### Entries taken from a collection
::::::

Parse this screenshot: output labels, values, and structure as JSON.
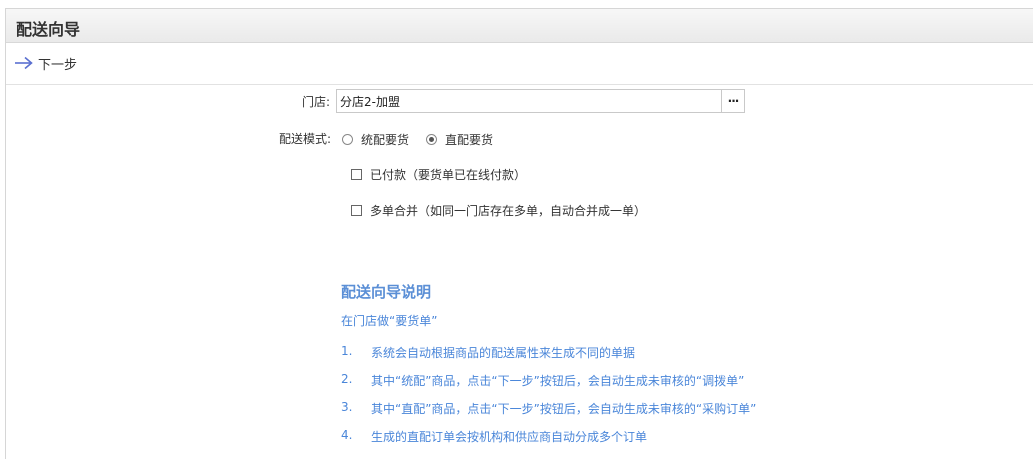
{
  "window": {
    "title": "配送向导"
  },
  "toolbar": {
    "next_label": "下一步"
  },
  "form": {
    "store_label": "门店:",
    "store_value": "分店2-加盟",
    "more_button": "···",
    "mode_label": "配送模式:",
    "mode_options": [
      {
        "label": "统配要货",
        "selected": false
      },
      {
        "label": "直配要货",
        "selected": true
      }
    ],
    "paid_label": "已付款（要货单已在线付款）",
    "paid_checked": false,
    "merge_label": "多单合并（如同一门店存在多单，自动合并成一单）",
    "merge_checked": false
  },
  "help": {
    "title": "配送向导说明",
    "intro": "在门店做“要货单”",
    "items": [
      {
        "num": "1.",
        "text": "系统会自动根据商品的配送属性来生成不同的单据"
      },
      {
        "num": "2.",
        "text": "其中“统配”商品，点击“下一步”按钮后，会自动生成未审核的“调拨单”"
      },
      {
        "num": "3.",
        "text": "其中“直配”商品，点击“下一步”按钮后，会自动生成未审核的“采购订单”"
      },
      {
        "num": "4.",
        "text": "生成的直配订单会按机构和供应商自动分成多个订单"
      }
    ]
  },
  "colors": {
    "accent": "#4a86d9",
    "arrow": "#5a6fd0"
  },
  "icons": {
    "next": "arrow-right-icon",
    "more": "ellipsis-icon"
  }
}
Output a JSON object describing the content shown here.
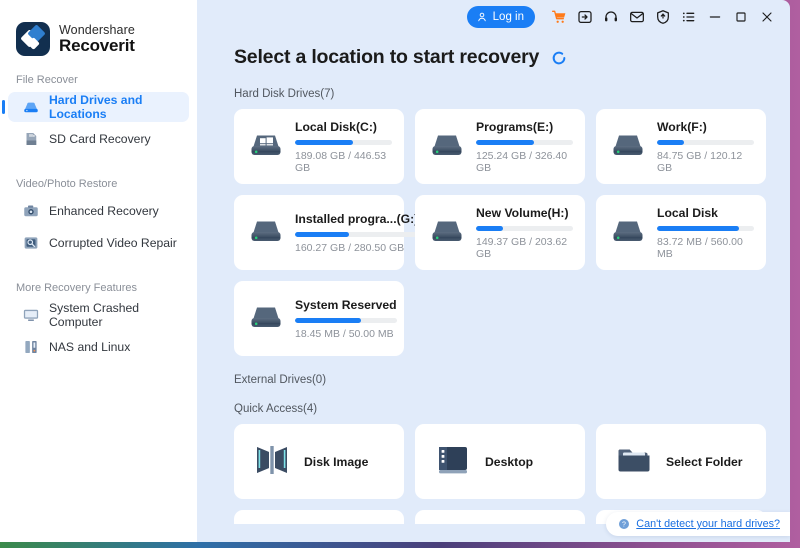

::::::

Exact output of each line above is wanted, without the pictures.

### Result of the exercise
Parse this screenshot: output labels, values, and structure as JSON.
{
  "window": {
    "title": "配送向导"
  },
  "toolbar": {
    "next_label": "下一步"
  },
  "form": {
    "store_label": "门店:",
    "store_value": "分店2-加盟",
    "more_button": "···",
    "mode_label": "配送模式:",
    "mode_options": [
      {
        "label": "统配要货",
        "selected": false
      },
      {
        "label": "直配要货",
        "selected": true
      }
    ],
    "paid_label": "已付款（要货单已在线付款）",
    "paid_checked": false,
    "merge_label": "多单合并（如同一门店存在多单，自动合并成一单）",
    "merge_checked": false
  },
  "help": {
    "title": "配送向导说明",
    "intro": "在门店做“要货单”",
    "items": [
      {
        "num": "1.",
        "text": "系统会自动根据商品的配送属性来生成不同的单据"
      },
      {
        "num": "2.",
        "text": "其中“统配”商品，点击“下一步”按钮后，会自动生成未审核的“调拨单”"
      },
      {
        "num": "3.",
        "text": "其中“直配”商品，点击“下一步”按钮后，会自动生成未审核的“采购订单”"
      },
      {
        "num": "4.",
        "text": "生成的直配订单会按机构和供应商自动分成多个订单"
      }
    ]
  },
  "colors": {
    "accent": "#4a86d9",
    "arrow": "#5a6fd0"
  },
  "icons": {
    "next": "arrow-right-icon",
    "more": "ellipsis-icon"
  }
}
Output a JSON object describing the content shown here.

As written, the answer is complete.